Let’s put a happy little fence right here in this happy little glade. Isn’t that nice?
We’re writing the biome code now (well, another iteration of it) which determines what natural objects exist in what areas, be they desert, tundra, jungle, forest, or maybe something weird like an Healthfully Irradiated crater or a la(r)va field, who knows.
There’s a bit of a process to defining how these things exist, what they get to talk to, and how complicated we want to make them: We hammer out a 3 page document on our internal wiki, argue over it (possibly in THE PIT), make Perfectly Necessary Amputations in some places, and more complexity in others, then start actually writing code. Invariably we’ll forget something or make a Horrible Mistake that causes the world to be impaled with giant spikes of rock that are infinitely tall (it happens) and have to rewrite, but that’s the Creative Process.
Every game tile is currently given a temperature & humidity value, a wateriness descriptor (aquatic, wetland, or land), and an integer value for soil quality.
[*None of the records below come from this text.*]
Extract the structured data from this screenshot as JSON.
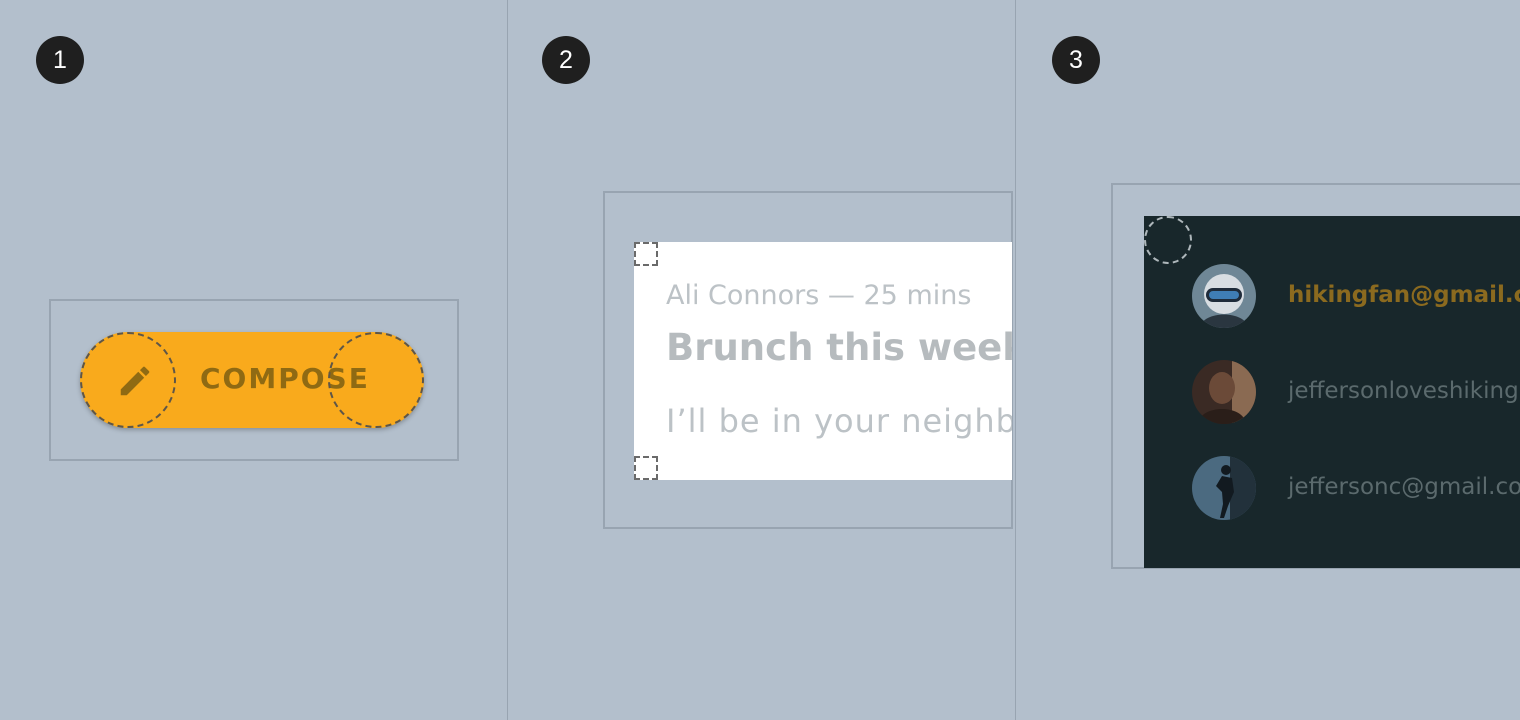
{
  "steps": [
    "1",
    "2",
    "3"
  ],
  "compose": {
    "label": "COMPOSE",
    "icon": "pencil-icon",
    "color": "#f9aa1c"
  },
  "email_card": {
    "meta": "Ali Connors — 25 mins",
    "subject": "Brunch this weekend?",
    "preview": "I’ll be in your neighborhood"
  },
  "accounts": {
    "items": [
      {
        "email": "hikingfan@gmail.com",
        "active": true,
        "avatar": "skier-avatar"
      },
      {
        "email": "jeffersonloveshiking@gmail.com",
        "active": false,
        "avatar": "portrait-avatar"
      },
      {
        "email": "jeffersonc@gmail.com",
        "active": false,
        "avatar": "climber-avatar"
      }
    ]
  },
  "colors": {
    "background": "#b3bfcc",
    "fab": "#f9aa1c",
    "fab_text": "#8f6a13",
    "accounts_bg": "#18272b",
    "active_account": "#8b6a1f"
  }
}
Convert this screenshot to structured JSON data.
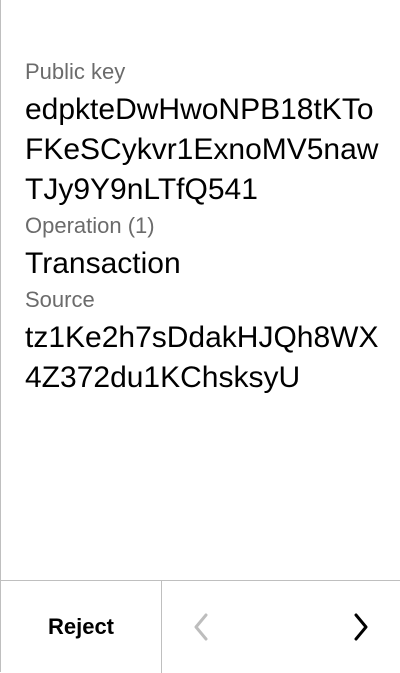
{
  "fields": [
    {
      "label": "Public key",
      "value": "edpkteDwHwoNPB18tKToFKeSCykvr1ExnoMV5nawTJy9Y9nLTfQ541"
    },
    {
      "label": "Operation (1)",
      "value": "Transaction"
    },
    {
      "label": "Source",
      "value": "tz1Ke2h7sDdakHJQh8WX4Z372du1KChsksyU"
    }
  ],
  "footer": {
    "reject_label": "Reject",
    "prev_icon": "chevron-left-icon",
    "next_icon": "chevron-right-icon",
    "prev_color": "#bdbdbd",
    "next_color": "#000000"
  }
}
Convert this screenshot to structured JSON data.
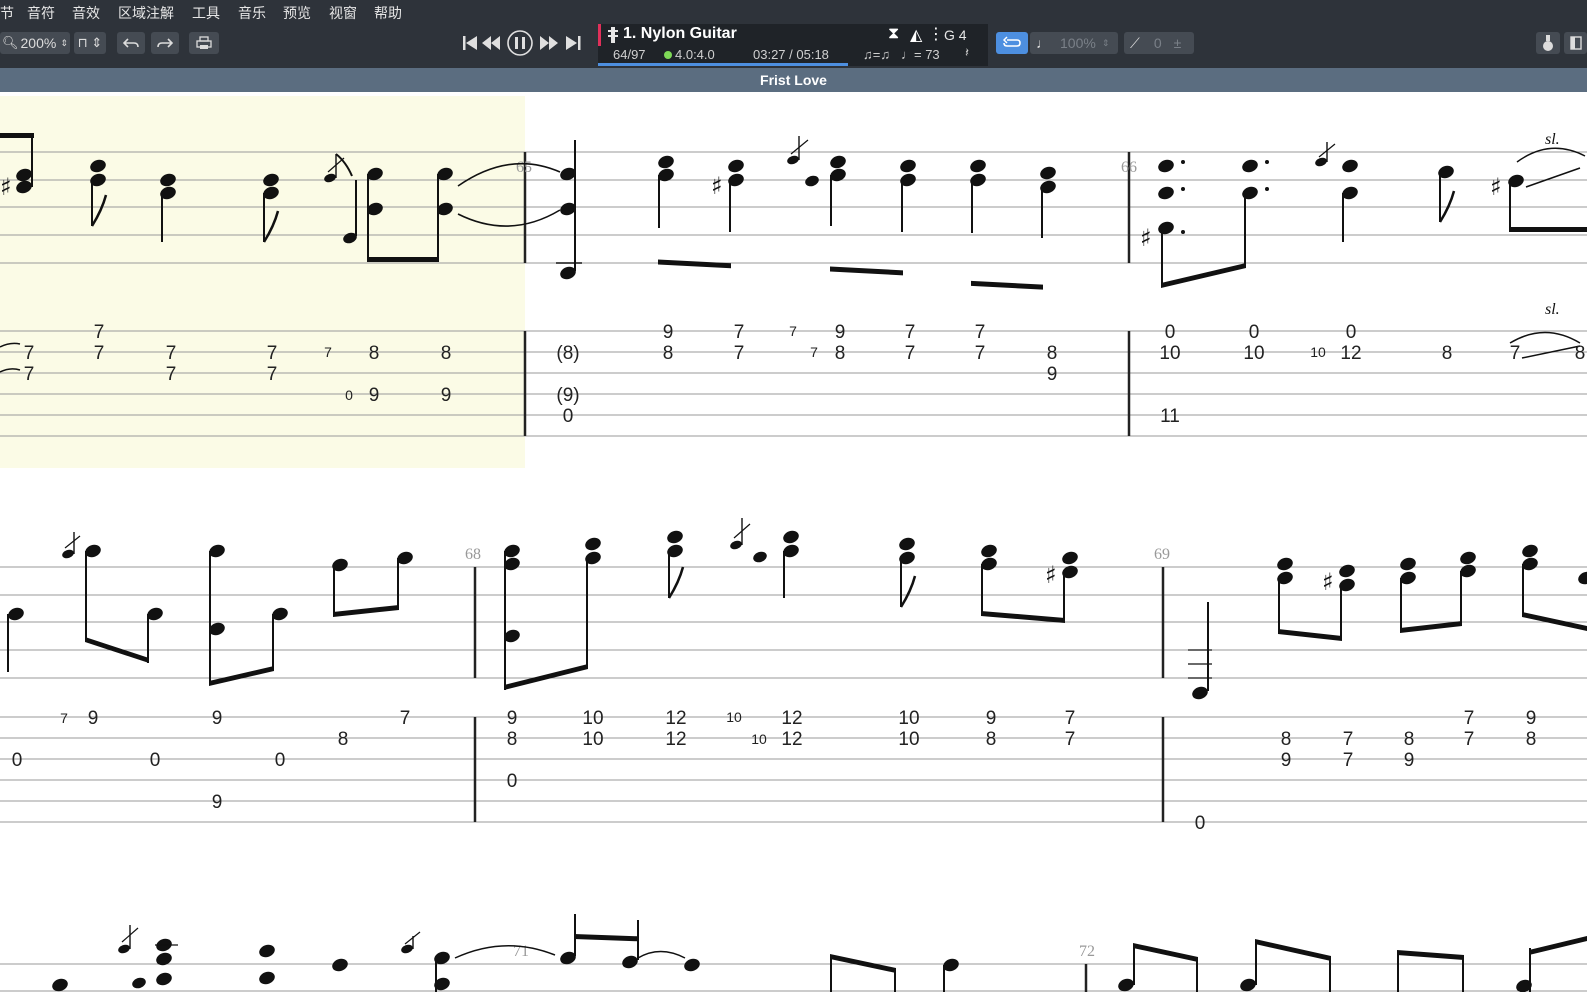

We started with a simple 3×3 matrix of temperature and humidity numbers to map biomes on, but it turned we really wanted swamps because they’re 1. creepy and 2. you need somewhere quiet to throw that body or that artifact which Was Never Meant To Be Found. Similarly, we’d like rich, rolling prairies to cleanse of wild aurochs herds and fill with factories and pipes, and because there was no distinction in our system between the temperature/humidity values of forests and grassland areas, we realized there was a need for some measure of soil quality. In broad terms for our system, fertile soil produces trees and barren soil produces grasses – or nothing at all.
This notion of soil quality may also give an interesting mechanical and ethical/narrative consideration to the act of (profitable, profitable) deforestation.
Don’t eat the apples in the Garden of Potemkin. (And yes, there’s another little fence. I like the fence. Deal with it.)
With this fertility numeric, we can do all sorts of neat things: We can make clear-cutting a forest cause the area over time to yield no trees at all; We can give incentive for crop rotations (if we want to be bothered with that), or we can give you a temporary bonus for, say, slashing/burning jungles by temporarily boosting the soil fertility drastically. Sure, all the animals would die, the area would become a barren wasteland after just a few crops as the topsoil was washed away, and you’d be left with useless land and starving peasants, but that’s okay because you’ve put enough away cash from skimming off the opium plantations to retire your bureaucrat to that manor in the Home Counties, right?
It will of course need to be clear to players what the impact of these choices will be, and you should still be able to just render your terrain a hellish landscape of coal factories (which make coal out of other types of coal) and machinery, each attended by noble clusterings of pipe, but making the hard choices that balance quality of life – and the landscape – with short-term needs (Dagon isn’t going to drive himself back into the swirling blackness of the ocean depths) should make the world feel like more than just a grid to build stuff on.